WHAT IS EXPECTED :: Character for character, reproduce every entry below.

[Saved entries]

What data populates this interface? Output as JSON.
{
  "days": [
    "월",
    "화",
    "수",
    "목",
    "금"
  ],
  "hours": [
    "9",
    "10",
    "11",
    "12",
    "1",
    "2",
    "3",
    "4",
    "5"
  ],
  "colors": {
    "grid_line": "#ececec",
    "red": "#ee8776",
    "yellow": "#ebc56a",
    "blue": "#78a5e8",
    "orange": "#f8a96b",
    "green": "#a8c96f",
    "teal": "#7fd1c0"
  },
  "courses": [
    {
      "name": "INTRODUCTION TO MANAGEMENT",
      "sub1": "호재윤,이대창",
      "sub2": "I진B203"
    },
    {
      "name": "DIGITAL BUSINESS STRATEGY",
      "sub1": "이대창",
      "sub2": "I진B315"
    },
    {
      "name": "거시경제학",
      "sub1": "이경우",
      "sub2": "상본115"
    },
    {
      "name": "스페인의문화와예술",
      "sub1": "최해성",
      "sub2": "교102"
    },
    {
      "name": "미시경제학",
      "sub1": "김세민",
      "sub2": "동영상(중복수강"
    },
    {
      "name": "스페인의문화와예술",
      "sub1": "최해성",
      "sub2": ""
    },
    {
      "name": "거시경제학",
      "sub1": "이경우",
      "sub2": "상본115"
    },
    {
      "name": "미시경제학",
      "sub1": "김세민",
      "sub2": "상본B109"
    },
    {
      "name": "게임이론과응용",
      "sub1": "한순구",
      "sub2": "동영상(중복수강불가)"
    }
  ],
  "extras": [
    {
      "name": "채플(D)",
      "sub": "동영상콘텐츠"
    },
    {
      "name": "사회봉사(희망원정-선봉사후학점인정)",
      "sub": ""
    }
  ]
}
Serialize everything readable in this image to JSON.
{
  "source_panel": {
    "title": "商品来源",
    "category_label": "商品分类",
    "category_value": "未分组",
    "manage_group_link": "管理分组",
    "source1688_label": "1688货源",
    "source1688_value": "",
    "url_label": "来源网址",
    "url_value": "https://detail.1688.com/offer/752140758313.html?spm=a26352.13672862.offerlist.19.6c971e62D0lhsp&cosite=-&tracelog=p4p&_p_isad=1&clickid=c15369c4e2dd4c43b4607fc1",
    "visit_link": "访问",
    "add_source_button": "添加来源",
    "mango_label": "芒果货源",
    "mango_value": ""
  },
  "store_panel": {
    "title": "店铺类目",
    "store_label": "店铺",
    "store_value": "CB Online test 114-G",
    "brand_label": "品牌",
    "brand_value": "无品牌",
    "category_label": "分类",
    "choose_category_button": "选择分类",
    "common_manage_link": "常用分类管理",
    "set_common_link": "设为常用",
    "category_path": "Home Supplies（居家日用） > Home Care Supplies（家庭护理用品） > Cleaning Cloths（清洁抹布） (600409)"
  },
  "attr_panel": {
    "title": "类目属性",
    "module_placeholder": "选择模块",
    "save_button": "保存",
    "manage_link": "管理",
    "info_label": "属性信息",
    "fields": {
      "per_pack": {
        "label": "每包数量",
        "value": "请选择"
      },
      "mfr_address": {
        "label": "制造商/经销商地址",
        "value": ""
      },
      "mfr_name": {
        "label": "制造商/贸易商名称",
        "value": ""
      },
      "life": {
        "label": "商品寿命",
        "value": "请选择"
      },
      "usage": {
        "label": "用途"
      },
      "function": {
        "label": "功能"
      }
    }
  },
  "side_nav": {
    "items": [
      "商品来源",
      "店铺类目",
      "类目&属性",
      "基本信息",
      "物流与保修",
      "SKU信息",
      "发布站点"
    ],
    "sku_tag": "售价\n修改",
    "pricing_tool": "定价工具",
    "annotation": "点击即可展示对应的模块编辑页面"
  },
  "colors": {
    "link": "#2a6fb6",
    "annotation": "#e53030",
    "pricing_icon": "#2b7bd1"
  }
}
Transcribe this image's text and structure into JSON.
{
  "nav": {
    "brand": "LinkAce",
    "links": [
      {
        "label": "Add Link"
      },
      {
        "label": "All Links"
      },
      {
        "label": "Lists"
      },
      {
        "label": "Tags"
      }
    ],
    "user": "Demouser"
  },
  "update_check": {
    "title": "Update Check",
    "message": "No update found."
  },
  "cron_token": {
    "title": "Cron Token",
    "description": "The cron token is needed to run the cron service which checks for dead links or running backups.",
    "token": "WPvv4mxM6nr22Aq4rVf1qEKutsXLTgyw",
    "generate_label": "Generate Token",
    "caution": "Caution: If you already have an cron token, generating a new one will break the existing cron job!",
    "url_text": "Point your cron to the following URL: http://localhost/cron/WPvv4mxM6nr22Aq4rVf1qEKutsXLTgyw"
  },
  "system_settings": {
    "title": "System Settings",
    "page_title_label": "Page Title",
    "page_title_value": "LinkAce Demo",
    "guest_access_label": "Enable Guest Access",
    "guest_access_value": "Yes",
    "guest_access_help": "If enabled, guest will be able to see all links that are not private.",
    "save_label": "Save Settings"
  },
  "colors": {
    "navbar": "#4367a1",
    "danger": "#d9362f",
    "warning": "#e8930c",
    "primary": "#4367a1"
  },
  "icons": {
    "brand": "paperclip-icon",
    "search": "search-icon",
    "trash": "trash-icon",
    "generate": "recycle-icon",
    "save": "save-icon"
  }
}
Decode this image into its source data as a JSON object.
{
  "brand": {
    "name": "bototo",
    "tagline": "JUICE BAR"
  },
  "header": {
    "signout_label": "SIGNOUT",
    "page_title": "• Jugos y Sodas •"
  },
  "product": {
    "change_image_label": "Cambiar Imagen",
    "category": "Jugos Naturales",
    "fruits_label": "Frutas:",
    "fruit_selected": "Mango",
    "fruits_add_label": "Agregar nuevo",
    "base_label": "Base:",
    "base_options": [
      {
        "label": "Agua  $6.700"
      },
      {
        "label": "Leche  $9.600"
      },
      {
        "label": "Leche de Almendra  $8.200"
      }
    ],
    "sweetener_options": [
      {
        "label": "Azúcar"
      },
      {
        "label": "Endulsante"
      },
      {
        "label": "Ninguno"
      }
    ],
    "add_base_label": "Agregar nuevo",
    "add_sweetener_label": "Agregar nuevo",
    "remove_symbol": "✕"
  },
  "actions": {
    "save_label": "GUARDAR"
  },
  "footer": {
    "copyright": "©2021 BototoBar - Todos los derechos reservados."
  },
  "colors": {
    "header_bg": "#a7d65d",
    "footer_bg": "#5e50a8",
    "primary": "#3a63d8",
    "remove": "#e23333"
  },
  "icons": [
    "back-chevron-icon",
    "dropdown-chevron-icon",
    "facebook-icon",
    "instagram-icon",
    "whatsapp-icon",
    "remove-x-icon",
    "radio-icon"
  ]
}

SOLVED EXERCISE ::
What data populates this interface? Output as JSON.
{
  "days": [
    "월",
    "화",
    "수",
    "목",
    "금"
  ],
  "hours": [
    "9",
    "10",
    "11",
    "12",
    "1",
    "2",
    "3",
    "4",
    "5"
  ],
  "colors": {
    "grid_line": "#ececec",
    "red": "#ee8776",
    "yellow": "#ebc56a",
    "blue": "#78a5e8",
    "orange": "#f8a96b",
    "green": "#a8c96f",
    "teal": "#7fd1c0"
  },
  "courses": [
    {
      "name": "INTRODUCTION TO MANAGEMENT",
      "sub1": "호재윤,이대창",
      "sub2": "I진B203"
    },
    {
      "name": "DIGITAL BUSINESS STRATEGY",
      "sub1": "이대창",
      "sub2": "I진B315"
    },
    {
      "name": "거시경제학",
      "sub1": "이경우",
      "sub2": "상본115"
    },
    {
      "name": "스페인의문화와예술",
      "sub1": "최해성",
      "sub2": "교102"
    },
    {
      "name": "미시경제학",
      "sub1": "김세민",
      "sub2": "동영상(중복수강"
    },
    {
      "name": "스페인의문화와예술",
      "sub1": "최해성",
      "sub2": ""
    },
    {
      "name": "거시경제학",
      "sub1": "이경우",
      "sub2": "상본115"
    },
    {
      "name": "미시경제학",
      "sub1": "김세민",
      "sub2": "상본B109"
    },
    {
      "name": "게임이론과응용",
      "sub1": "한순구",
      "sub2": "동영상(중복수강불가)"
    }
  ],
  "extras": [
    {
      "name": "채플(D)",
      "sub": "동영상콘텐츠"
    },
    {
      "name": "사회봉사(희망원정-선봉사후학점인정)",
      "sub": ""
    }
  ]
}
Serialize everything readable in this image to JSON.
{
  "source_panel": {
    "title": "商品来源",
    "category_label": "商品分类",
    "category_value": "未分组",
    "manage_group_link": "管理分组",
    "source1688_label": "1688货源",
    "source1688_value": "",
    "url_label": "来源网址",
    "url_value": "https://detail.1688.com/offer/752140758313.html?spm=a26352.13672862.offerlist.19.6c971e62D0lhsp&cosite=-&tracelog=p4p&_p_isad=1&clickid=c15369c4e2dd4c43b4607fc1",
    "visit_link": "访问",
    "add_source_button": "添加来源",
    "mango_label": "芒果货源",
    "mango_value": ""
  },
  "store_panel": {
    "title": "店铺类目",
    "store_label": "店铺",
    "store_value": "CB Online test 114-G",
    "brand_label": "品牌",
    "brand_value": "无品牌",
    "category_label": "分类",
    "choose_category_button": "选择分类",
    "common_manage_link": "常用分类管理",
    "set_common_link": "设为常用",
    "category_path": "Home Supplies（居家日用） > Home Care Supplies（家庭护理用品） > Cleaning Cloths（清洁抹布） (600409)"
  },
  "attr_panel": {
    "title": "类目属性",
    "module_placeholder": "选择模块",
    "save_button": "保存",
    "manage_link": "管理",
    "info_label": "属性信息",
    "fields": {
      "per_pack": {
        "label": "每包数量",
        "value": "请选择"
      },
      "mfr_address": {
        "label": "制造商/经销商地址",
        "value": ""
      },
      "mfr_name": {
        "label": "制造商/贸易商名称",
        "value": ""
      },
      "life": {
        "label": "商品寿命",
        "value": "请选择"
      },
      "usage": {
        "label": "用途"
      },
      "function": {
        "label": "功能"
      }
    }
  },
  "side_nav": {
    "items": [
      "商品来源",
      "店铺类目",
      "类目&属性",
      "基本信息",
      "物流与保修",
      "SKU信息",
      "发布站点"
    ],
    "sku_tag": "售价\n修改",
    "pricing_tool": "定价工具",
    "annotation": "点击即可展示对应的模块编辑页面"
  },
  "colors": {
    "link": "#2a6fb6",
    "annotation": "#e53030",
    "pricing_icon": "#2b7bd1"
  }
}
Transcribe this image's text and structure into JSON.
{
  "nav": {
    "brand": "LinkAce",
    "links": [
      {
        "label": "Add Link"
      },
      {
        "label": "All Links"
      },
      {
        "label": "Lists"
      },
      {
        "label": "Tags"
      }
    ],
    "user": "Demouser"
  },
  "update_check": {
    "title": "Update Check",
    "message": "No update found."
  },
  "cron_token": {
    "title": "Cron Token",
    "description": "The cron token is needed to run the cron service which checks for dead links or running backups.",
    "token": "WPvv4mxM6nr22Aq4rVf1qEKutsXLTgyw",
    "generate_label": "Generate Token",
    "caution": "Caution: If you already have an cron token, generating a new one will break the existing cron job!",
    "url_text": "Point your cron to the following URL: http://localhost/cron/WPvv4mxM6nr22Aq4rVf1qEKutsXLTgyw"
  },
  "system_settings": {
    "title": "System Settings",
    "page_title_label": "Page Title",
    "page_title_value": "LinkAce Demo",
    "guest_access_label": "Enable Guest Access",
    "guest_access_value": "Yes",
    "guest_access_help": "If enabled, guest will be able to see all links that are not private.",
    "save_label": "Save Settings"
  },
  "colors": {
    "navbar": "#4367a1",
    "danger": "#d9362f",
    "warning": "#e8930c",
    "primary": "#4367a1"
  },
  "icons": {
    "brand": "paperclip-icon",
    "search": "search-icon",
    "trash": "trash-icon",
    "generate": "recycle-icon",
    "save": "save-icon"
  }
}
Decode this image into its source data as a JSON object.
{
  "brand": {
    "name": "bototo",
    "tagline": "JUICE BAR"
  },
  "header": {
    "signout_label": "SIGNOUT",
    "page_title": "• Jugos y Sodas •"
  },
  "product": {
    "change_image_label": "Cambiar Imagen",
    "category": "Jugos Naturales",
    "fruits_label": "Frutas:",
    "fruit_selected": "Mango",
    "fruits_add_label": "Agregar nuevo",
    "base_label": "Base:",
    "base_options": [
      {
        "label": "Agua  $6.700"
      },
      {
        "label": "Leche  $9.600"
      },
      {
        "label": "Leche de Almendra  $8.200"
      }
    ],
    "sweetener_options": [
      {
        "label": "Azúcar"
      },
      {
        "label": "Endulsante"
      },
      {
        "label": "Ninguno"
      }
    ],
    "add_base_label": "Agregar nuevo",
    "add_sweetener_label": "Agregar nuevo",
    "remove_symbol": "✕"
  },
  "actions": {
    "save_label": "GUARDAR"
  },
  "footer": {
    "copyright": "©2021 BototoBar - Todos los derechos reservados."
  },
  "colors": {
    "header_bg": "#a7d65d",
    "footer_bg": "#5e50a8",
    "primary": "#3a63d8",
    "remove": "#e23333"
  },
  "icons": [
    "back-chevron-icon",
    "dropdown-chevron-icon",
    "facebook-icon",
    "instagram-icon",
    "whatsapp-icon",
    "remove-x-icon",
    "radio-icon"
  ]
}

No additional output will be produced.